Which isn’t to say that pitchers don’t tip pitches. Of course they do. Opposing teams look for it, pick up on it and take advantage of it whenever they can. It’s just that (a) the opposing team has an interest in not talking about it, lest the pitcher STOP tipping its pitches; and (b) the guy actually tipping his pitches doesn’t want to talk specifically about it lest he starts doing it again.

Which is what makes this article at Sports Illustrated so interesting. In it Tom Verducci talks to an anonymous Houston Astros player who explains how Dodgers starter Yu Darvish was tipping his pitches during the World Series, leading to him getting absolutely shellacked in Games 3 and 7. The upshot: the Astros knew when a slider or a cutter was coming, they waited for it and they teed off.

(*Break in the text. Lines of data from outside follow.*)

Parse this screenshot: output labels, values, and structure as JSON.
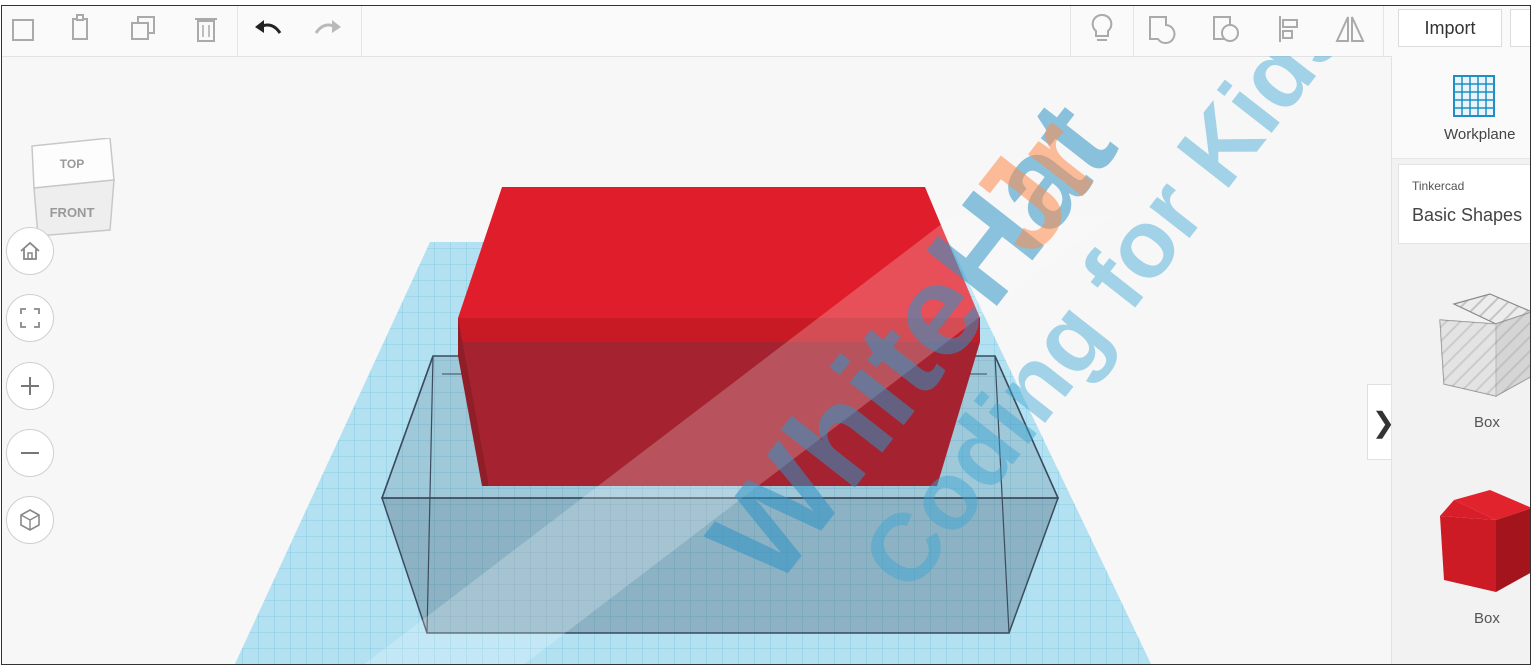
{
  "toolbar": {
    "left_icons": [
      "new-shape-icon",
      "copy-icon",
      "duplicate-icon",
      "delete-icon"
    ],
    "undo_icon": "undo-arrow-icon",
    "redo_icon": "redo-arrow-icon",
    "right_icons": [
      "light-bulb-icon",
      "group-icon",
      "ungroup-icon",
      "align-icon",
      "mirror-icon"
    ],
    "import_label": "Import"
  },
  "viewcube": {
    "top_label": "TOP",
    "front_label": "FRONT"
  },
  "nav_controls": [
    "home-icon",
    "fit-view-icon",
    "zoom-in-icon",
    "zoom-out-icon",
    "perspective-icon"
  ],
  "panel": {
    "workplane_label": "Workplane",
    "library_source": "Tinkercad",
    "library_name": "Basic Shapes",
    "shapes": [
      {
        "label": "Box",
        "style": "hole"
      },
      {
        "label": "Box",
        "style": "solid"
      }
    ],
    "collapse_glyph": "❯"
  },
  "watermark": {
    "brand_part1": "WhiteHat",
    "brand_part2": "Jr",
    "tagline": "Coding for Kids"
  },
  "colors": {
    "red_box": "#e01e2b",
    "workplane": "#a9dcee",
    "hole_box": "#8aa4b8"
  }
}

Darvish is a free agent now. I’m guessing, whoever signs him, knows exactly what they’ll gave him work on the first day of spring training.